GIRL IN MUSEUM: It restates the negativeness of the universe, the hideous lonely emptiness of existence, nothingness, the predicament of man forced to live in a barren, godless eternity, like a tiny flame flickering in an immense void, with nothing but waste, horror, and degradation, forming a useless bleak straightjacket in a black absurd cosmos.

WOODY ALLEN: What are you doing Saturday night?

GIRL IN MUSEUM: Committing suicide.

WOODY ALLEN: What about Friday night?

In the 120 years since Nietzsche’s prophesy, many philosophers have wrestled with its implications. Currently, Western philosophy is at an acknowledged dead end: it has no answer for the problem Nietzsche announced. However, its exploration of the problem’s implications is, I think, highly relevant to the possible future role of Buddhism in Western culture. I can give only a brief and oversimplified version here:

The failure of philosophy is the failure of our culture as a whole. Our ideas about how to live, available in our thought-soup, make sense only if there is some ultimate source of meaning; but there is none. That leaves us without a positive mode of existence. Fundamentalism and consumerism, however problematic, seem the only options.

Nihilism, eternalism, and Buddhism

Buddhism never had a God. And, it claims not to have a nihilism problem.

Instead, Buddhism claims to have a powerful analysis of why theism and nihilism are both wrong, why both are attractive in some ways, and why the third alternative—nonduality—is hard to find. And it has concrete methods that it claims allow us to actualize that third alternative.

If that is true, and if Western philosophy is right that nihilism is a gaping hole in the heart of our culture, then it seems important to fit these pieces together.

The heart of Buddhist philosophy is the recognition that form is empty, and that emptiness is also form.

Because God never existed, the hole in Western culture is not God-shaped.

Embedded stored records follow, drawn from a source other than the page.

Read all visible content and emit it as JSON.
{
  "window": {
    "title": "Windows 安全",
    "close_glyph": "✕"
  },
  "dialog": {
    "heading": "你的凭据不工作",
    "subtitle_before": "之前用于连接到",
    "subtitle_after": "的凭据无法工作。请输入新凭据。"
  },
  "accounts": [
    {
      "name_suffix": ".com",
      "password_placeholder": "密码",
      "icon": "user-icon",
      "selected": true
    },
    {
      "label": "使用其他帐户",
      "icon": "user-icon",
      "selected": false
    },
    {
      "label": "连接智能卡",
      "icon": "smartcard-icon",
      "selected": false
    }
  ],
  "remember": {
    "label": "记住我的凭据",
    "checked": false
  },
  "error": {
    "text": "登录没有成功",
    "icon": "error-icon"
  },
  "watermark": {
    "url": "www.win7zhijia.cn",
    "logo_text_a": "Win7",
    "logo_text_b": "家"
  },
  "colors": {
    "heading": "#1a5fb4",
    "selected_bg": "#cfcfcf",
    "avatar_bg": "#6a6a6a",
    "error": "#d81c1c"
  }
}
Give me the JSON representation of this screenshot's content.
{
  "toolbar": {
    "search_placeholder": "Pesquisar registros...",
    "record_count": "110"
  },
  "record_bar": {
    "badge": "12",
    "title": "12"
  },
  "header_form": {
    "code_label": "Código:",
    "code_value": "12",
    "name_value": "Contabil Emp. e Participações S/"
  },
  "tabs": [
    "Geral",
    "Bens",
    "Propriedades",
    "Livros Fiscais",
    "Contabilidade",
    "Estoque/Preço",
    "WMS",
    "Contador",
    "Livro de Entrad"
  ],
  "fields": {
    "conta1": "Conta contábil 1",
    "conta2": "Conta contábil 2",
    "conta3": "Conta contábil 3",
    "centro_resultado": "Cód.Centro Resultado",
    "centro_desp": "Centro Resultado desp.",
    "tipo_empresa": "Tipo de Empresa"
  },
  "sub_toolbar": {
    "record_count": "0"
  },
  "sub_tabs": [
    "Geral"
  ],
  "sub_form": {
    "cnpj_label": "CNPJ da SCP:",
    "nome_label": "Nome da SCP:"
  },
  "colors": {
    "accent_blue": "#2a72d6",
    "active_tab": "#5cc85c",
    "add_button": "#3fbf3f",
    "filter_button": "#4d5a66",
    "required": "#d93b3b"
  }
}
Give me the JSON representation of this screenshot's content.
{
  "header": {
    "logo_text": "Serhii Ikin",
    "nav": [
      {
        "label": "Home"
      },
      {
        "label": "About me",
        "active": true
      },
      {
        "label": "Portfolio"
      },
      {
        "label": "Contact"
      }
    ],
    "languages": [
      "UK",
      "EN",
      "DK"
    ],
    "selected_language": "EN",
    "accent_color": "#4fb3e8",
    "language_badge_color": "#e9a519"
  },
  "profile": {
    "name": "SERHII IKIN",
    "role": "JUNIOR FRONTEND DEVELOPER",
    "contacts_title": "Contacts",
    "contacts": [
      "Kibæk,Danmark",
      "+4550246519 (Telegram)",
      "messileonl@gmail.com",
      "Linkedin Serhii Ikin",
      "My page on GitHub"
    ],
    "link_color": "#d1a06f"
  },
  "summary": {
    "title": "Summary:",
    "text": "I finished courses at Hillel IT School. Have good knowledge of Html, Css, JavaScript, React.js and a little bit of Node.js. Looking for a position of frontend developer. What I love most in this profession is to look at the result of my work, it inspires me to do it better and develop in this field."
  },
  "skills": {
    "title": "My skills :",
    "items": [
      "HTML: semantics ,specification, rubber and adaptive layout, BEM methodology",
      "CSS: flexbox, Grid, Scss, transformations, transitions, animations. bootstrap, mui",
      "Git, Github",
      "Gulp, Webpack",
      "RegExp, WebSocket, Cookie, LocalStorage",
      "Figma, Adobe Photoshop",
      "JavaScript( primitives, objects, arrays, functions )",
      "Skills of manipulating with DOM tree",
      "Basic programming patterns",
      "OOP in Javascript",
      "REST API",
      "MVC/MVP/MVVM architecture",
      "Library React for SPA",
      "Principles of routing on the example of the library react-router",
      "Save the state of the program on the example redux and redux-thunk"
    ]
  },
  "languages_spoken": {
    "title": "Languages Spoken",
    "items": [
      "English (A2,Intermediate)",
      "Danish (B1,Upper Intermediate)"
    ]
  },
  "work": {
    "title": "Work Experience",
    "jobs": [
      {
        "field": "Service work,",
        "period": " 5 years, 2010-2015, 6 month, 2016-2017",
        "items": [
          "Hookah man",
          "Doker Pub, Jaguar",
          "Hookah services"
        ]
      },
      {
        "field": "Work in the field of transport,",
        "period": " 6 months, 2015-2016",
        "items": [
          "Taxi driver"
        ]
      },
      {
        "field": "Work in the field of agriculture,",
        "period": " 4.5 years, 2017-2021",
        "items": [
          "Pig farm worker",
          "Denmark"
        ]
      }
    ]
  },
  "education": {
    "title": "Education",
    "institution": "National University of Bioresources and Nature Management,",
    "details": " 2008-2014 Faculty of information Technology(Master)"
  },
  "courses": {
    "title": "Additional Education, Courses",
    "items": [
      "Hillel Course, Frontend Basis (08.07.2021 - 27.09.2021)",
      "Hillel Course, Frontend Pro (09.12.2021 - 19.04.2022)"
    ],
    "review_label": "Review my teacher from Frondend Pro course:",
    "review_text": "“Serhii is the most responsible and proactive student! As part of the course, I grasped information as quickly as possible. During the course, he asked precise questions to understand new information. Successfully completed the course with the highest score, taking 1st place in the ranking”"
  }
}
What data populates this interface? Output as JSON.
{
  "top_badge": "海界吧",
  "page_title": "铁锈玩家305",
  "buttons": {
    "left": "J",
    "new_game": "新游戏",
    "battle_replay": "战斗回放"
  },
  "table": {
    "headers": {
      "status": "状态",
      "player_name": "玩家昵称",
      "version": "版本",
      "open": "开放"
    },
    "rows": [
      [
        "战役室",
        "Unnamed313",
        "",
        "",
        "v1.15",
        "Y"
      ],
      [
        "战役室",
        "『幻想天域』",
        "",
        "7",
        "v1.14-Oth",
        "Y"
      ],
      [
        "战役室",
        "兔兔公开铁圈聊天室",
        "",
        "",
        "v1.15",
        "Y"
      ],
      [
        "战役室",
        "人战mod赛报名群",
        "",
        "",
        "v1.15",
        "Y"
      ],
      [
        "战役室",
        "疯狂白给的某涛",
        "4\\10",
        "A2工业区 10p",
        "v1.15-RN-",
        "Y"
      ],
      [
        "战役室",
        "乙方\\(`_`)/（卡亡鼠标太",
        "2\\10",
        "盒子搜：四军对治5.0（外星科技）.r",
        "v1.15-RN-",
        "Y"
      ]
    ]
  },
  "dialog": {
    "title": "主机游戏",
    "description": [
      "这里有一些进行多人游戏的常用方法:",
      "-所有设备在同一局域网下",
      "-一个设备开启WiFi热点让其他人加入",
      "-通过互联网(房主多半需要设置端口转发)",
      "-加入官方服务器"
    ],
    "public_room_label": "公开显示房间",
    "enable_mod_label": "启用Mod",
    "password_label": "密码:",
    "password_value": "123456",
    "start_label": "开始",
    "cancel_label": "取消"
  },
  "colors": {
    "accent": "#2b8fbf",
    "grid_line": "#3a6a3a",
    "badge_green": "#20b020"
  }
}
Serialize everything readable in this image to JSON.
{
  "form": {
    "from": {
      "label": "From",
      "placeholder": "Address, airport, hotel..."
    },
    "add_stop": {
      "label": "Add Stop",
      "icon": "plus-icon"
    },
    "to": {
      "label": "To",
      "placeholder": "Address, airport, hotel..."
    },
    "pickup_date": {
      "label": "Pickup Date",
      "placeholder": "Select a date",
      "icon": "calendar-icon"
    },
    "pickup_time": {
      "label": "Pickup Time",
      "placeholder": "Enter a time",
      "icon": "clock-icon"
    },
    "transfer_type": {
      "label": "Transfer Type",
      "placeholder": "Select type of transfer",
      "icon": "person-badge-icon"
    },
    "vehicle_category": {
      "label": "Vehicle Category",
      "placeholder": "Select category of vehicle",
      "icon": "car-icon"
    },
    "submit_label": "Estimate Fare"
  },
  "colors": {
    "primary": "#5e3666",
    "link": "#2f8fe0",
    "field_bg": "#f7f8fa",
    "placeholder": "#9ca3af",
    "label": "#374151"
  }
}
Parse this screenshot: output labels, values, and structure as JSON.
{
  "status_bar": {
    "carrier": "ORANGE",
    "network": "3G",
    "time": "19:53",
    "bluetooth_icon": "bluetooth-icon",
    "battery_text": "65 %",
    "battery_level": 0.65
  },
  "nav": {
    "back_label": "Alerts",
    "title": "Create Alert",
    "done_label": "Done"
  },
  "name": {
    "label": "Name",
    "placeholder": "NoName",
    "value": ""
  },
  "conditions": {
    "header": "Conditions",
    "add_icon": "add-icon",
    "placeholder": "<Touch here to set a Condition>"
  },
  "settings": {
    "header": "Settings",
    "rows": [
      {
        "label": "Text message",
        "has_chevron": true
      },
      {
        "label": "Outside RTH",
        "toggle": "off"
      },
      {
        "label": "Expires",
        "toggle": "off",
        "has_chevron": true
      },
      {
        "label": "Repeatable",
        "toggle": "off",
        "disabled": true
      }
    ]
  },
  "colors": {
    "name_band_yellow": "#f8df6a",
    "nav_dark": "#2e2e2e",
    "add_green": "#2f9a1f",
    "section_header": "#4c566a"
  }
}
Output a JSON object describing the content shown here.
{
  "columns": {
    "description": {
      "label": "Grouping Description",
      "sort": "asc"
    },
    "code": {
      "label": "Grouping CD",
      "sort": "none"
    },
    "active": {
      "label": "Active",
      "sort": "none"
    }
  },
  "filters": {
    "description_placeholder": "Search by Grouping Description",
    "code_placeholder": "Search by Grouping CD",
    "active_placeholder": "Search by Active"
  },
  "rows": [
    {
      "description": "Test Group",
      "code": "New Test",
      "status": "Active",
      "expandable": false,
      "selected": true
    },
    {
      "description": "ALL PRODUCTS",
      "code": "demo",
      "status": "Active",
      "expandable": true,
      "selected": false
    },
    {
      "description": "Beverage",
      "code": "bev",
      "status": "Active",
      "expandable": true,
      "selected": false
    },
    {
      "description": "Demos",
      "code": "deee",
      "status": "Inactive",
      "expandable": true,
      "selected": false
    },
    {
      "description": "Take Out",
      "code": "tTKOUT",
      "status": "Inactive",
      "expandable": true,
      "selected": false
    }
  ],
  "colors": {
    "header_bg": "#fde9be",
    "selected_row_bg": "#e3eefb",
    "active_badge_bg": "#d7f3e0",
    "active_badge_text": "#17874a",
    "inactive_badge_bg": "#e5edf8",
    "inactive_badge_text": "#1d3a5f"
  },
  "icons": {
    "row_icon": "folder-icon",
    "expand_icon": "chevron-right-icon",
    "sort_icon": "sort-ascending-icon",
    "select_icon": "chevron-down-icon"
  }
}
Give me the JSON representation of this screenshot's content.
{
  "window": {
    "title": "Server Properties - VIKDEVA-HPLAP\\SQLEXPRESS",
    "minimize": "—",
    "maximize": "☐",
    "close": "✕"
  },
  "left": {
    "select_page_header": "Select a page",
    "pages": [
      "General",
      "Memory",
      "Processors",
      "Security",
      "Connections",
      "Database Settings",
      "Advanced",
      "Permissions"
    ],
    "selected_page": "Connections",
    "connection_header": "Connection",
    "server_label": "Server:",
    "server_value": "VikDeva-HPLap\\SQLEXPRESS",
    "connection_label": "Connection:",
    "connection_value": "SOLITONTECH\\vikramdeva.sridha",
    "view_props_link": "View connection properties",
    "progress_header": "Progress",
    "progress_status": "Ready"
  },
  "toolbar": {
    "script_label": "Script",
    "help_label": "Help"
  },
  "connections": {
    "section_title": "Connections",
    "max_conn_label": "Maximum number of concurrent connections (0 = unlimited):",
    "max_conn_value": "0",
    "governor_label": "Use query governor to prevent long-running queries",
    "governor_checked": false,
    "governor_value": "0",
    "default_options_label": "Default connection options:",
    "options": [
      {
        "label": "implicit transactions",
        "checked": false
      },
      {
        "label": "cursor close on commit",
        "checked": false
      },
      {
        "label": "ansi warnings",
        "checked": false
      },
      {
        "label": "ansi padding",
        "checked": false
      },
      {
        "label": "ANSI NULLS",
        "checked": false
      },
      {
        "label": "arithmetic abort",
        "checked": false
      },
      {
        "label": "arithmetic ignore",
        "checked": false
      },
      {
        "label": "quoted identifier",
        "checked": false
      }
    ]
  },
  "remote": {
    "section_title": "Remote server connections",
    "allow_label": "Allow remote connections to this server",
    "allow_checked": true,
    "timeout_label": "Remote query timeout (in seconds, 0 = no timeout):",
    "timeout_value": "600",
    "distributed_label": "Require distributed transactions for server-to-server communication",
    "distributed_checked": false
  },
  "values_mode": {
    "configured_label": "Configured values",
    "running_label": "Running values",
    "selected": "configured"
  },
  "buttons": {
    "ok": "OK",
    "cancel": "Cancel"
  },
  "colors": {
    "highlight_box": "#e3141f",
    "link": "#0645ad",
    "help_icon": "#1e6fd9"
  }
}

Nietzsche stared into that hole and saw emptiness; but where there is emptiness, there is also form. Dzogchen is the non-duality of form and emptiness. There is a Dzogchen-shaped hole in the heart of our culture. Perhaps now we can put the puzzle piece in place.

(I say “Dzogchen” because I am a Nyingmapa. You could equally well substitute “Madhyamaka” or “Mahamudra.” What matters is their shared understanding of the ways we distort our existence by trying to separate form and emptiness.)

Now what?

Nothing I have said here is new. Both Japanese Buddhist and Western philosophers have recognized the relevance of nonduality to the Western problem of nihilism for most of a century. They have written many books on the subject. Yet they have failed to influence either Buddhist or Western philosophy—much less the general culture. That is because they write in dense technical language. To understand them, you need to have studied both Buddhist and Western philosophy in depth. To be useful, the insight has to be available to people who have no interest in either.

Our culture fails to provide ways of thinking about life that do not implicitly assume an ultimate source of life-meaning. Buddhism has such tools, but they have not yet made the leap into the global thought-soup.

[Update: I am now working on this, at Meaningness.]